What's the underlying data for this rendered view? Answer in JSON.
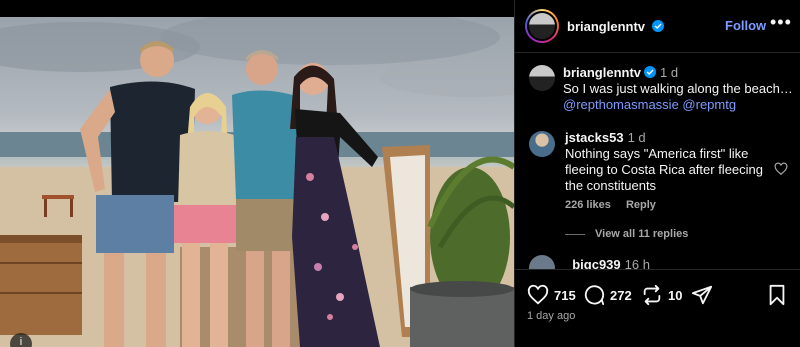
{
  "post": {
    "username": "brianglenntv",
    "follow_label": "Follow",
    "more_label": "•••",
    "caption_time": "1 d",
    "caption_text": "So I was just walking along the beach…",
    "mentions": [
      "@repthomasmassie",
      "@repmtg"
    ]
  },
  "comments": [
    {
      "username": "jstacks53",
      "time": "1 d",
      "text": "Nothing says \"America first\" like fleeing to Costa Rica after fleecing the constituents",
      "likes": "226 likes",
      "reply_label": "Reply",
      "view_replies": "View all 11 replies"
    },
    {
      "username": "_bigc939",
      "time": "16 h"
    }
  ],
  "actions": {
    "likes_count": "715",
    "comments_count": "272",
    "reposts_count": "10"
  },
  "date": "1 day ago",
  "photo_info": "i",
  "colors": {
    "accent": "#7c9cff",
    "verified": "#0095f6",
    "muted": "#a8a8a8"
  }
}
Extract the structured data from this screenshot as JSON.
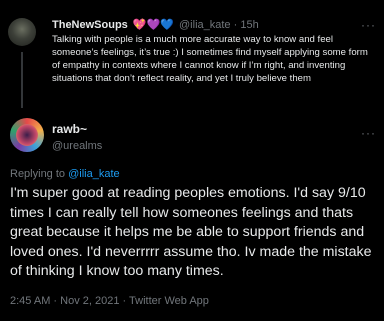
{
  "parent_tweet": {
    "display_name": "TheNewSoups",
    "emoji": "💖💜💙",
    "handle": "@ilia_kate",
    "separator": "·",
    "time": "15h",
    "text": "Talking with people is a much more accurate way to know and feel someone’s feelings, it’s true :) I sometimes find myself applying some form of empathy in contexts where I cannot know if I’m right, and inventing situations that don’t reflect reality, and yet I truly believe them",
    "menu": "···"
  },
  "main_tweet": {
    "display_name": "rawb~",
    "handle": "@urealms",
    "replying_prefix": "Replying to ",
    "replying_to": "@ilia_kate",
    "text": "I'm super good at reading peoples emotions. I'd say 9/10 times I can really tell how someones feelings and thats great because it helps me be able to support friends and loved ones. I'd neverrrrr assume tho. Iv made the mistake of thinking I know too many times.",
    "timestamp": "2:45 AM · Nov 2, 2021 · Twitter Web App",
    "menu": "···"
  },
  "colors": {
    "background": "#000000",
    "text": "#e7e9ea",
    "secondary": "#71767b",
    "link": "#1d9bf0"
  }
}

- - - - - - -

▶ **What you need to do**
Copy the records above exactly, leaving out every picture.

▶ **Answer to this exercise**
What's the underlying data for this rendered view? Answer in JSON.
{
  "post": {
    "username": "brianglenntv",
    "follow_label": "Follow",
    "more_label": "•••",
    "caption_time": "1 d",
    "caption_text": "So I was just walking along the beach…",
    "mentions": [
      "@repthomasmassie",
      "@repmtg"
    ]
  },
  "comments": [
    {
      "username": "jstacks53",
      "time": "1 d",
      "text": "Nothing says \"America first\" like fleeing to Costa Rica after fleecing the constituents",
      "likes": "226 likes",
      "reply_label": "Reply",
      "view_replies": "View all 11 replies"
    },
    {
      "username": "_bigc939",
      "time": "16 h"
    }
  ],
  "actions": {
    "likes_count": "715",
    "comments_count": "272",
    "reposts_count": "10"
  },
  "date": "1 day ago",
  "photo_info": "i",
  "colors": {
    "accent": "#7c9cff",
    "verified": "#0095f6",
    "muted": "#a8a8a8"
  }
}
Extract the structured data from this screenshot as JSON.
{
  "parent_tweet": {
    "display_name": "TheNewSoups",
    "emoji": "💖💜💙",
    "handle": "@ilia_kate",
    "separator": "·",
    "time": "15h",
    "text": "Talking with people is a much more accurate way to know and feel someone’s feelings, it’s true :) I sometimes find myself applying some form of empathy in contexts where I cannot know if I’m right, and inventing situations that don’t reflect reality, and yet I truly believe them",
    "menu": "···"
  },
  "main_tweet": {
    "display_name": "rawb~",
    "handle": "@urealms",
    "replying_prefix": "Replying to ",
    "replying_to": "@ilia_kate",
    "text": "I'm super good at reading peoples emotions. I'd say 9/10 times I can really tell how someones feelings and thats great because it helps me be able to support friends and loved ones. I'd neverrrrr assume tho. Iv made the mistake of thinking I know too many times.",
    "timestamp": "2:45 AM · Nov 2, 2021 · Twitter Web App",
    "menu": "···"
  },
  "colors": {
    "background": "#000000",
    "text": "#e7e9ea",
    "secondary": "#71767b",
    "link": "#1d9bf0"
  }
}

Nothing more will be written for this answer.